I used to participate in an old fashioned tea party group with a bunch of women who were about twenty years older than me. It was about as stuffy as anything could be, but that was part of the fun. It was a pet project of one of the ladies; everything about her was very proper.
Once, as we prepared tables for one of the teas at her house, another lady tipped over a flower vase. She was mortified at spilling water all over the linen table cloth, and we used what we had to clean it up, but there were no replacements and people were about to arrive.
The very proper lady didn’t miss a beat. She floated over to the table and began to clear it as she kept right on talking about whatever she was talking about to whomever she was talking to before the spill. She even included the person who spilled the vase in the conversation. She helped dab up the spill, removed the tablecloth, flapped it out, blotted at it a couple of times and then returned to setting the table.
The very proper lady never even reacted with an “oh my." There was no screeching that everything was ruined, no swearing, no panic, no exclamations about not having time for this, no waving of arms in the air, no slamming things down, no name calling, no continuing on with nervous behavior. Not even a reassurance of it being okay. Because everything was okay, she didn’t have to call attention to it.
To tell you the truth, all of us spectators were expecting a high falutin drama, and we all had to recognize there wasn’t going to be a show. I distinctly remember thinking, if this is being an elitist, then I want to be one. I started wondering if only the wanna bes freaked out.
The person who spilled the vase was okay, if a bit flustered, but she didn’t have a chance to show it. She didn’t even have a chance to apologize because the very proper lady never took a break from what she was doing. When she finally discovered she wasn’t going to be chastised, but instead was included in the conversation, the culprit decided all must be well and continued on with the flapping and dabbing as they undressed and redressed the table.
If anyone noticed the wet tablecloth during the tea, she didn't bring it up for discussion. No one mentioned anything while cleaning up after the event. No one tried to be witty or felt it was their duty to give her a hard time, and no one whispered anything behind anyone’s back. As far as I know, I’m the first person to ever bring it up. The spill became a part of preparations as much as setting a fork on the table. It was awesome!
This incident encouraged me to observe, learn and rethink things. My normal instinct would've been to jump in to help this woman feel better and set things right, but had I done that, I would have mucked it up and never seen the proper lady's demonstration of grace. While preventive maintenance is an important tool to keep things running smoothly, what we really need to teach is to be experts in recovery, and that starts with grace.
I thought I was leaning back since I was stepping out of the way, but instead, I noticed for the first time that it felt like I was leaning in. No matter if I am the employee or the boss, or if I stay home or am in business for myself, no matter if I volunteer or if I am with friends or family, sometimes I can fix things by letting them play out.
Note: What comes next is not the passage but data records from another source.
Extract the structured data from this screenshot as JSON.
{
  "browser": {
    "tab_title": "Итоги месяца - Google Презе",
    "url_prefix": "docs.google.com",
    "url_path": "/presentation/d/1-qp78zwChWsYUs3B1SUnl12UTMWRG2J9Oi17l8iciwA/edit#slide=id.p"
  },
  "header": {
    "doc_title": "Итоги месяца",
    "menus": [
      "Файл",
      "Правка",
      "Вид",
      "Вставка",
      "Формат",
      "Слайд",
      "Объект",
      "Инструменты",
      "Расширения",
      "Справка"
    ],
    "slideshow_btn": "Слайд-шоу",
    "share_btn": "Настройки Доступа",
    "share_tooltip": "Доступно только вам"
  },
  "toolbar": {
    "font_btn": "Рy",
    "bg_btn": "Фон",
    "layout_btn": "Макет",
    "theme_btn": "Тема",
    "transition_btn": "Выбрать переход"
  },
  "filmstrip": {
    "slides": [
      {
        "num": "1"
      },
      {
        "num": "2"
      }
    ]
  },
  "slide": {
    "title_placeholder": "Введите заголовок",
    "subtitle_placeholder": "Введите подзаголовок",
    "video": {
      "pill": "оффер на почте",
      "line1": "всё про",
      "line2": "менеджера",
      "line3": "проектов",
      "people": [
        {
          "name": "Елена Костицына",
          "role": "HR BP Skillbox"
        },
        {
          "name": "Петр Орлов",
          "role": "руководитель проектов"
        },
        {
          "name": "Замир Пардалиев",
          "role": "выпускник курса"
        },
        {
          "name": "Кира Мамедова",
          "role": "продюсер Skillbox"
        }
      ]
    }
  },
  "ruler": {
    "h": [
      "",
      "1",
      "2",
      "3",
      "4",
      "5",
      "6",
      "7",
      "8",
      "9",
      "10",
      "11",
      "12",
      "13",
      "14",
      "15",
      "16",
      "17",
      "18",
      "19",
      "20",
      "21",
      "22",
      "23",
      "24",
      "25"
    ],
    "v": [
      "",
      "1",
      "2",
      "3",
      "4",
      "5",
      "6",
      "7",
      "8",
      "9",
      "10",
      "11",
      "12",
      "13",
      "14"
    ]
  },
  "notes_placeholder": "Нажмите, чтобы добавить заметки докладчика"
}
From this I was able to slow down that incessant chatter in my mind that always told me to stay on top of everything and get it all done, and eventually, I was able to quit smoking.
My current theory is that grace from outside of ourselves is the norm. It’s the day we expect to have without incident. Usually when things go perfectly, we have been graced with a perfect day. For all the other days, I have learned that I can care without demonstrating worry and no matter where I am, I have to create the place where I want to be no matter what interruptions try to disgrace my good day.